“My professors were very impressed with my grammatical understanding of the Arabic language,” Dowdalls said. “A person who has a classical sense of the language will be understood by any educated or religious person in any Arabic country.”

As a recipient of a Critical Language Scholarship, Dowdalls spent nine weeks studying Arabic at the American Institute for Maghrib Studies. He attended class five days a week for four hours each day, and usually had five to seven hours of homework. Also, Dowdalls was paired with a native Arabic speaker to practice his conversational skills and to ask questions regarding the language and culture. One of the most important rules that he was required to follow was to speak only Arabic for the duration of the program.

“It was very challenging and frustrating to not speak English during the first two weeks, but it forced me to learn the language much quicker,” Dowdalls said.

Dowdalls participated in several trips immersing him into Arabic culture, including visits to museums, concerts and plays. He stressed that when learning a language it is crucially important to understand culture as well.

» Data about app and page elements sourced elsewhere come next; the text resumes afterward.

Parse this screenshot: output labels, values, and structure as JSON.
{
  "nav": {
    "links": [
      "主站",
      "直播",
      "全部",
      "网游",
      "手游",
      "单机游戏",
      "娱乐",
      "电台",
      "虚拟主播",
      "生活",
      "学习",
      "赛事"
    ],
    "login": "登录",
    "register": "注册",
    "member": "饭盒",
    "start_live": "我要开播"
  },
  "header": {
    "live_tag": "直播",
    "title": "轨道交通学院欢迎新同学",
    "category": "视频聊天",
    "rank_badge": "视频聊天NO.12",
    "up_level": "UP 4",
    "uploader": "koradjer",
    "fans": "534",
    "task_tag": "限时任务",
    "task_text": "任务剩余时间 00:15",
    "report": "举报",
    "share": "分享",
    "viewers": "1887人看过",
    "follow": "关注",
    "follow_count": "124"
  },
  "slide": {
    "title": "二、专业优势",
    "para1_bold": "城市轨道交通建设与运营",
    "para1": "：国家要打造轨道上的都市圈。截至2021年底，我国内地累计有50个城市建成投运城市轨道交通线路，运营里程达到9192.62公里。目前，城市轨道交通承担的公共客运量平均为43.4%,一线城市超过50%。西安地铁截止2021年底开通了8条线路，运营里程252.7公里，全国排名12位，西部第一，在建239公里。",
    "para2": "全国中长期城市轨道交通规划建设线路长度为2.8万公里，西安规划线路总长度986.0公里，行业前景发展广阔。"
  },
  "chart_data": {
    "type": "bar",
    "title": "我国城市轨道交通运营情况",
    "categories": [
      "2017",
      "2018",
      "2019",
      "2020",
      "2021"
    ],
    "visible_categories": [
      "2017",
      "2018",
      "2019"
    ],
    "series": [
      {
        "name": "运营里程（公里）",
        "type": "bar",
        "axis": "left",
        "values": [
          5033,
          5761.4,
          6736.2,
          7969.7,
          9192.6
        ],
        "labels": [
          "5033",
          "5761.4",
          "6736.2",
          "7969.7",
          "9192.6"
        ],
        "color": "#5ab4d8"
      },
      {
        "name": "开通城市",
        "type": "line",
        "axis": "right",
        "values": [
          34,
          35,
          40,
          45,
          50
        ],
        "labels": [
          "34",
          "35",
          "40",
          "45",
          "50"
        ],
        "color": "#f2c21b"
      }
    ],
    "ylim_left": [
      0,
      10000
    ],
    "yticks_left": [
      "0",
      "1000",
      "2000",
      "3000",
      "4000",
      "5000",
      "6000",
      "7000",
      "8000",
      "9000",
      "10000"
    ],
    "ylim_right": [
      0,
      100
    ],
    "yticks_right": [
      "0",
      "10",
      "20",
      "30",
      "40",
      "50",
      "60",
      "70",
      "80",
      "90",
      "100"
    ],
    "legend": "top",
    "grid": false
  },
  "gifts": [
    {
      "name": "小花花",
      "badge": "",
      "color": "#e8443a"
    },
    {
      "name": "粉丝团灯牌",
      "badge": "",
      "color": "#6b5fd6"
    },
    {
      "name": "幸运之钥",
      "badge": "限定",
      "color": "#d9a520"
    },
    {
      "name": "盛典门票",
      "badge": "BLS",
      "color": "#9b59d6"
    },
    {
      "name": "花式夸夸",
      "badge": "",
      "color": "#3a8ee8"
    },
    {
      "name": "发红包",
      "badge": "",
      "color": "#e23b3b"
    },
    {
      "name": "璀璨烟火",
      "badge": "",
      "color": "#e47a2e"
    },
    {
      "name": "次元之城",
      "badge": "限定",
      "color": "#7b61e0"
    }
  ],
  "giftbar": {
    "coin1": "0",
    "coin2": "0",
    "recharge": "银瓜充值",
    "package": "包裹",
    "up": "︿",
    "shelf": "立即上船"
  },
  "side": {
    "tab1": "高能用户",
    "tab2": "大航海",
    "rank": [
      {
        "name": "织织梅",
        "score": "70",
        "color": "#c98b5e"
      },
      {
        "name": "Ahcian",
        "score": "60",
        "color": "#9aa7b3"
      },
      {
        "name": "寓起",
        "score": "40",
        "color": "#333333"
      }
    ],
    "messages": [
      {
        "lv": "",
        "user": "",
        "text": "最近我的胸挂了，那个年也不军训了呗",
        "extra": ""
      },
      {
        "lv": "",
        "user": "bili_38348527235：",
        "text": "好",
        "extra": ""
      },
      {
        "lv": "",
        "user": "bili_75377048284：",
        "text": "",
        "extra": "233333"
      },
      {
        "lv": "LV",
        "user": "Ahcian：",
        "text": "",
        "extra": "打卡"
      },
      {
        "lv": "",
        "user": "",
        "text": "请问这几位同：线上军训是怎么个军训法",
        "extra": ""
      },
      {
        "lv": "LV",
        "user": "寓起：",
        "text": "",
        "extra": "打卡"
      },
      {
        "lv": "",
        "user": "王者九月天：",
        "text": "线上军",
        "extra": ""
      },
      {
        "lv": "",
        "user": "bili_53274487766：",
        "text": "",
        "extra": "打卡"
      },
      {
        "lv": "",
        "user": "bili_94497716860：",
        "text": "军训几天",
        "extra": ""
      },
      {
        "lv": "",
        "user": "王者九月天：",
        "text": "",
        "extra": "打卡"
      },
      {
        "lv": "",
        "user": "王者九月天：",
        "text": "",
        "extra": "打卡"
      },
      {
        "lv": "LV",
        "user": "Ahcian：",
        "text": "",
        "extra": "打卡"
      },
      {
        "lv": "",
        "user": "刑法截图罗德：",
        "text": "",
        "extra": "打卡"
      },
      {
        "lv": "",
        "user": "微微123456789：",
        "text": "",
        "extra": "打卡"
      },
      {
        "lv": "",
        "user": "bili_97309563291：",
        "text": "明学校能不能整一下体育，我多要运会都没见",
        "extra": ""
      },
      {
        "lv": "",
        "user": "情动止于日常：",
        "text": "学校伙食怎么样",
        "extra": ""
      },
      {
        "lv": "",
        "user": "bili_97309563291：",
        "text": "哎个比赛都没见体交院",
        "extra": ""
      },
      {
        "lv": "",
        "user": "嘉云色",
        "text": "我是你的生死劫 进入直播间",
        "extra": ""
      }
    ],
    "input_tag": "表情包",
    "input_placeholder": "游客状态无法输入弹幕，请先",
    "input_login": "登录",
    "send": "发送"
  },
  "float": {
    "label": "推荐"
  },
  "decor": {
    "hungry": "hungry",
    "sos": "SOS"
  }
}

After graduation, Dowdalls hopes to pursue a career in national security. “This experience and the relationships I established will definitely open doors for me in the future,” Dowdalls said.

The CLS program is sponsored by the United States Department of State’s Bureau of Educational and Cultural Affairs and administered by the Council of American Overseas Research Center. Dowdalls was one of 30 recipients from universities including Georgetown, Brown and Yale chosen to study at the program in Tangier.

“I feel lucky to have participated in a program of this magnitude, and I hope to put my experience to good use,” Dowdalls said. "Also, I attribute all of my success with the program to Father Nasry, who has been a great mentor and friend."

Photo: (from left to right) Joe Dowdalls and Father Wafik Nasry